- The powerful rules-driven engine in Altium Designer ensures that your new device will meet your design intent.
Learn more about the rules-driven design engine in Altium Designer.
- Even if you’re only looking to produce a single prototype, your manufacturer will produce an array of boards in a panel, giving you multiple prototypes to work with.
Learn more about panelizing your boards in Altium Designer.
- The bill of materials tool in Altium Designer helps you generate standardized documentation in a variety of formats.
Learn more about creating a bill of materials in Altium Designer.
A unified design platform brings these design and deliverable generation features together in a single program. The best way to improve your productivity when planning for production is to work in a unified PCB design environment. You won’t have to flip back-and-forth between multiple programs, and you can plan your next prototyping run with confidence.
Getting started with new design software comes with its own challenges, and you might need some help getting started. Instead of leaving you to read a manual like most software companies, Altium give you access to all the resources you need to succeed. You’ll have access to the AltiumLive forum, webinars and podcasts with industry experts, and a thorough knowledge base with examples.
The best design, documentation, and deliverable generation tools help ensure that your manufacturer understand your design intent, helping you expedite fabrication of your next prototype PCB fabrication drawing. Only Altium Designer offers all these tools in a single design package.

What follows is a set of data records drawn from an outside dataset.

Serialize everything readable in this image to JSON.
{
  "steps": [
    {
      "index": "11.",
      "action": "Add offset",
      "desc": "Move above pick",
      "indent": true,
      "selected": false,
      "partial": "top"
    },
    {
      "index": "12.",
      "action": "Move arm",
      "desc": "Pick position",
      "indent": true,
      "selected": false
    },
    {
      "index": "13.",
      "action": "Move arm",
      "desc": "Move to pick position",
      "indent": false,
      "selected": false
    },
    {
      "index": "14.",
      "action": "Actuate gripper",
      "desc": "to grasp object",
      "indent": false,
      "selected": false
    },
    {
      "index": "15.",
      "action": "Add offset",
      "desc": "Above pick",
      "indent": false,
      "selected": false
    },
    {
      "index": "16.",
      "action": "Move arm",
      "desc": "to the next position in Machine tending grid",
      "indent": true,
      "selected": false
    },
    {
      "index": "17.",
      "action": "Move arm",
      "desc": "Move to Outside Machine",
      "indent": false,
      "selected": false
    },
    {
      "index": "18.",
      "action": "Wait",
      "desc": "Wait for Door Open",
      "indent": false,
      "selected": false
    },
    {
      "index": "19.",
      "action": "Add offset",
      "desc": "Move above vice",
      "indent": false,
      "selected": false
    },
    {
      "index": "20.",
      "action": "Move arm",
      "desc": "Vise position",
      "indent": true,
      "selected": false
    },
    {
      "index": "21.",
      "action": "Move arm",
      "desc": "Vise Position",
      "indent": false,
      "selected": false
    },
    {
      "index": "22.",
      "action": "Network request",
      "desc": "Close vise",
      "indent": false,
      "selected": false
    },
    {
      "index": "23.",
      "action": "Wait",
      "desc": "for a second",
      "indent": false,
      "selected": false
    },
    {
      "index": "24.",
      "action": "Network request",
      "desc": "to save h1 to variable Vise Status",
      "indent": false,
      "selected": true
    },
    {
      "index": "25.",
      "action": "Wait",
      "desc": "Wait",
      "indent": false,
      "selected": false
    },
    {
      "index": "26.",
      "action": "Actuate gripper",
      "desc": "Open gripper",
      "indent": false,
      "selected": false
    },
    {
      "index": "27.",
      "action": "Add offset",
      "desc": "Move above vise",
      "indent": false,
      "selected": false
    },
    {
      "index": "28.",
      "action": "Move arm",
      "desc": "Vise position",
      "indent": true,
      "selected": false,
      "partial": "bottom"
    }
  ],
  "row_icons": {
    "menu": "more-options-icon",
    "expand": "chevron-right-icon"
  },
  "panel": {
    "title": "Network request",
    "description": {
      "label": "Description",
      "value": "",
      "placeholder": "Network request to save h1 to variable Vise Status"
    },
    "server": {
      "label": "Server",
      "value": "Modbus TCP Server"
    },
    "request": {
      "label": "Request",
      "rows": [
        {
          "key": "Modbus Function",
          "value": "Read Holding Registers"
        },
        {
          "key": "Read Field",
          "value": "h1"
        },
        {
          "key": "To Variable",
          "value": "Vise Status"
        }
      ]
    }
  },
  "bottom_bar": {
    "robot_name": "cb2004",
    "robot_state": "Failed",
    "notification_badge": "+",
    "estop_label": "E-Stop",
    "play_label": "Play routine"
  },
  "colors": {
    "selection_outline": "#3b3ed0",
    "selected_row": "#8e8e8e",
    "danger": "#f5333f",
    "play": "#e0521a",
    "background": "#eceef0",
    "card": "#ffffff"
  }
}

These tools all work together using a rules-driven design engine. Instead of compiling documentation and other deliverables by hand, try using Altium Designer.